** Exercise prompt **
Return the records word for word. Any pictures in them are not part of the copy.

[Dataset excerpts Boundary: Start]

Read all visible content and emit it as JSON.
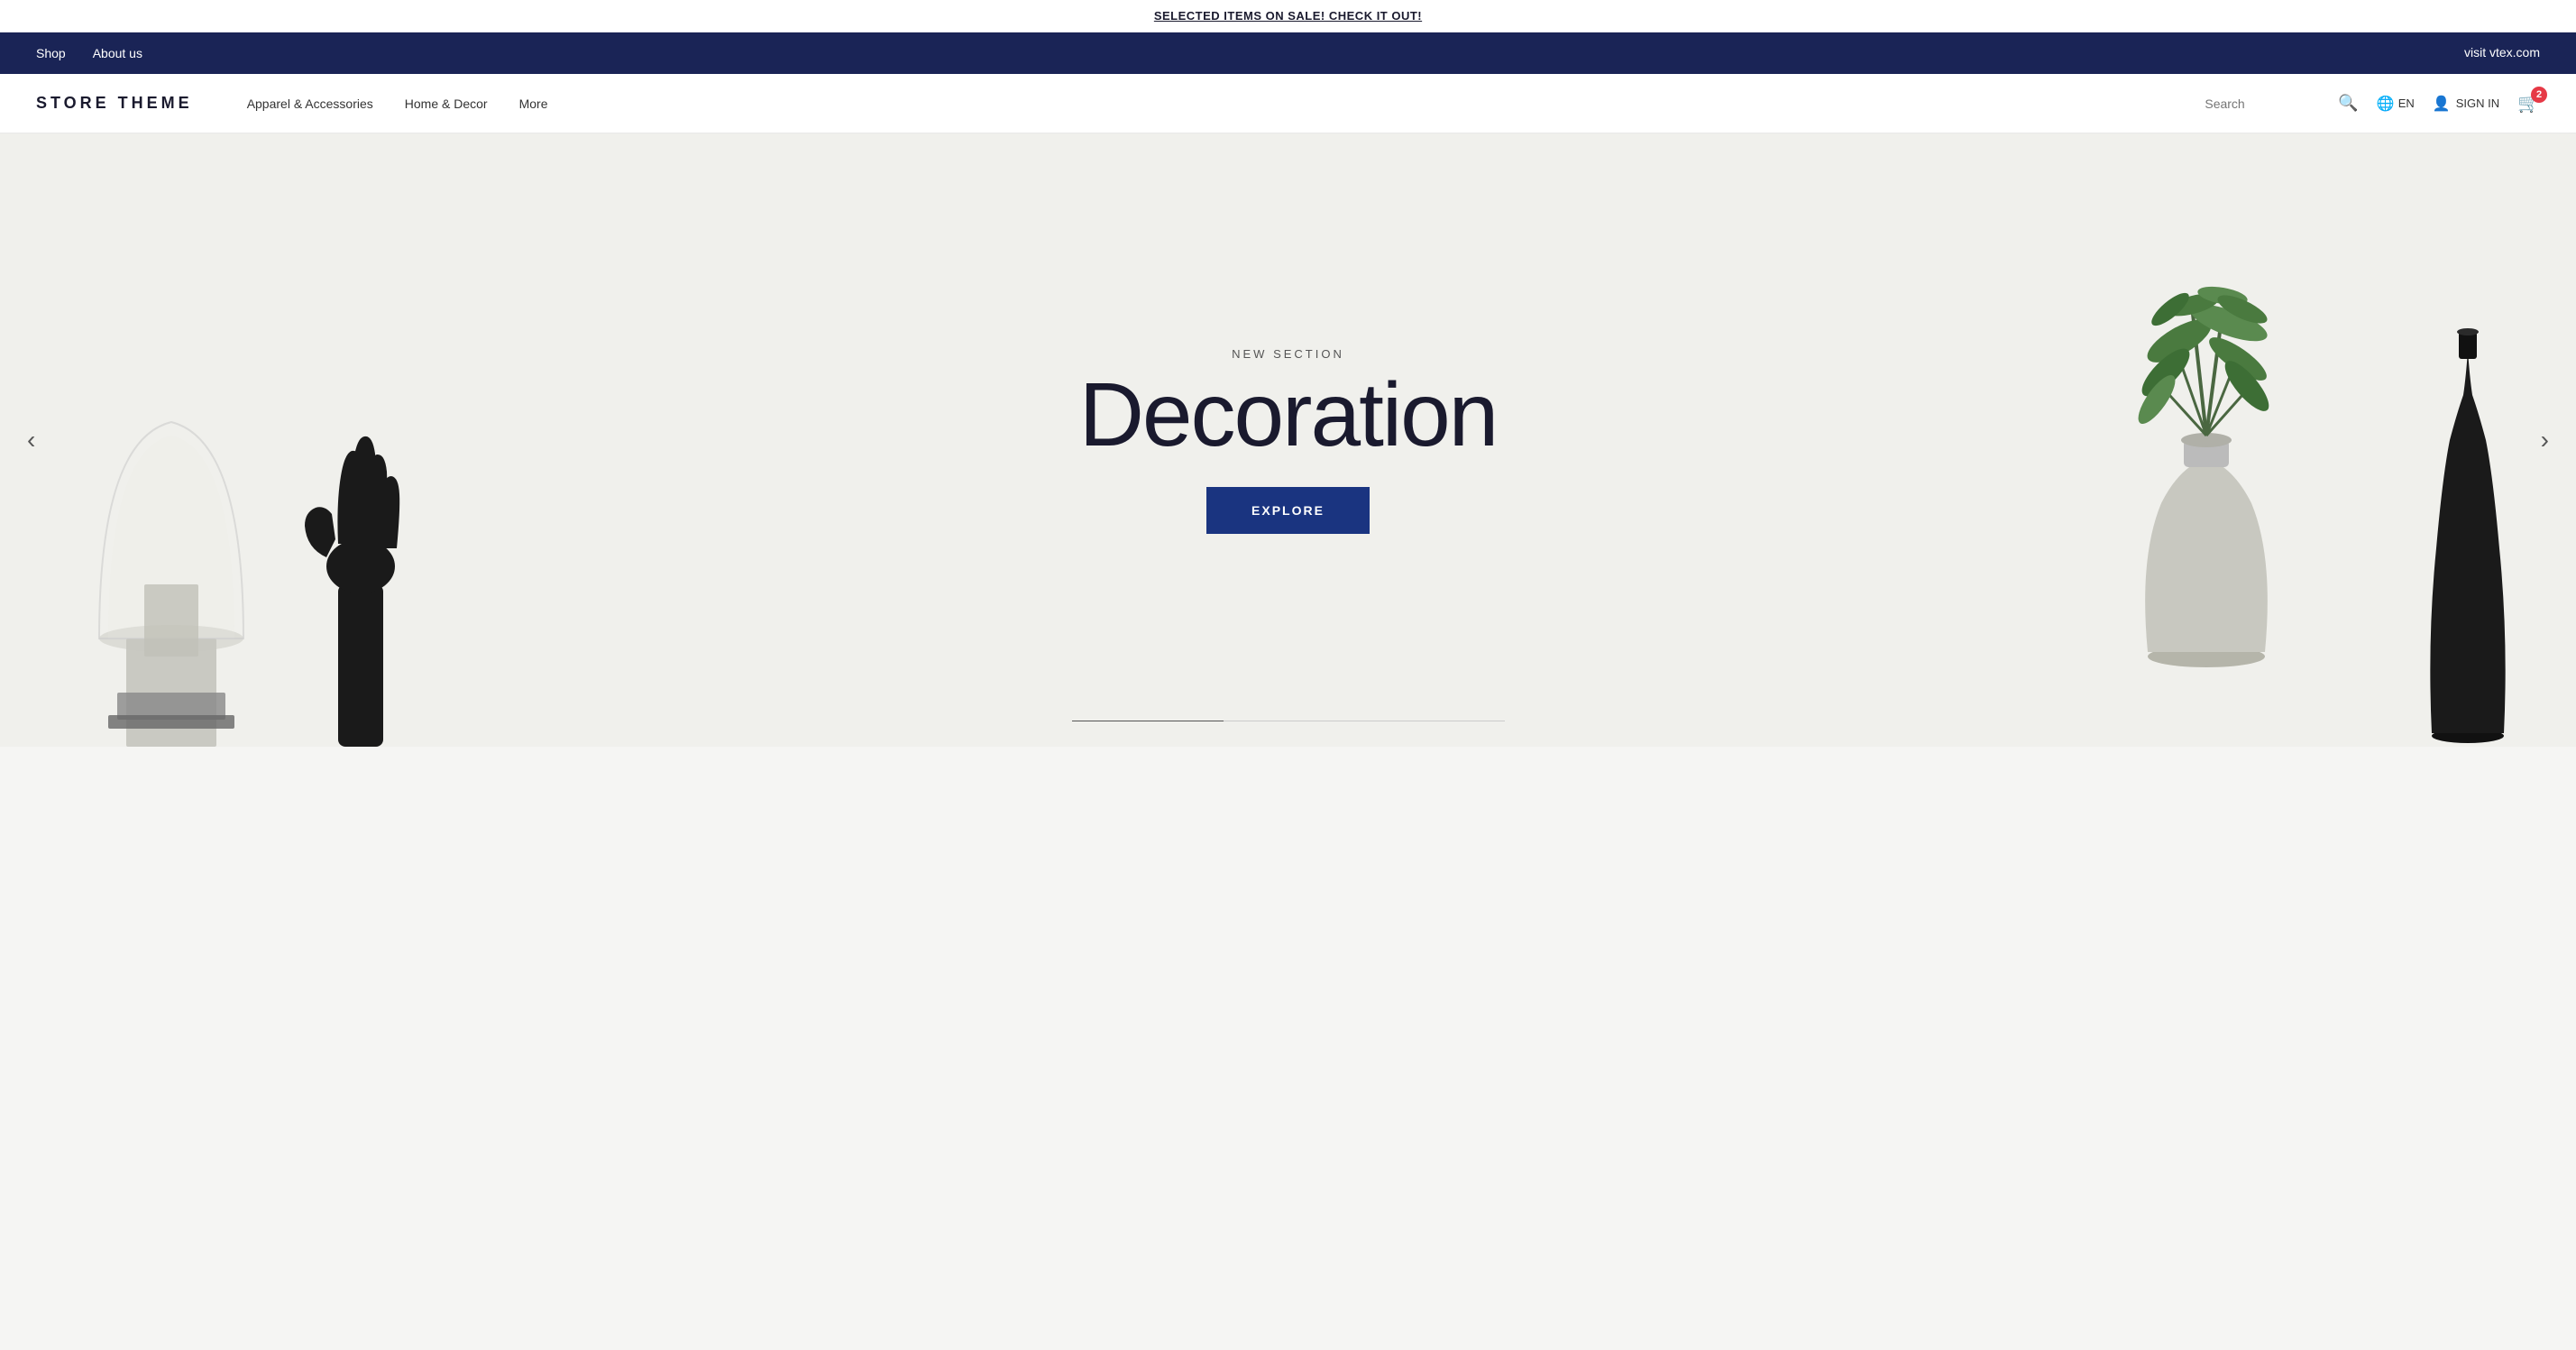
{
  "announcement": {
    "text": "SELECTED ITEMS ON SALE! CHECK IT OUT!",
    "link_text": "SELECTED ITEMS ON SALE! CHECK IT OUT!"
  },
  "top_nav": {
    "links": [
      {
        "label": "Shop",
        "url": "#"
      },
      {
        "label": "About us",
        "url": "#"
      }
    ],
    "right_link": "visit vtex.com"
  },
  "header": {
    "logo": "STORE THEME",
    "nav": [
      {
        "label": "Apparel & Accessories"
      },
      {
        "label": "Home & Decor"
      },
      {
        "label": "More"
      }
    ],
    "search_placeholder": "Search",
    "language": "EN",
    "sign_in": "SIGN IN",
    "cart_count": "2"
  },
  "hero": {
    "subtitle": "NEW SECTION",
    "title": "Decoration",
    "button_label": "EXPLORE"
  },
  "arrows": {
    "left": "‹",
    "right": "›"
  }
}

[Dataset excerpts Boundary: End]

** Solution to the problem **
Read all visible content and emit it as JSON.
{
  "announcement": {
    "text": "SELECTED ITEMS ON SALE! CHECK IT OUT!",
    "link_text": "SELECTED ITEMS ON SALE! CHECK IT OUT!"
  },
  "top_nav": {
    "links": [
      {
        "label": "Shop",
        "url": "#"
      },
      {
        "label": "About us",
        "url": "#"
      }
    ],
    "right_link": "visit vtex.com"
  },
  "header": {
    "logo": "STORE THEME",
    "nav": [
      {
        "label": "Apparel & Accessories"
      },
      {
        "label": "Home & Decor"
      },
      {
        "label": "More"
      }
    ],
    "search_placeholder": "Search",
    "language": "EN",
    "sign_in": "SIGN IN",
    "cart_count": "2"
  },
  "hero": {
    "subtitle": "NEW SECTION",
    "title": "Decoration",
    "button_label": "EXPLORE"
  },
  "arrows": {
    "left": "‹",
    "right": "›"
  }
}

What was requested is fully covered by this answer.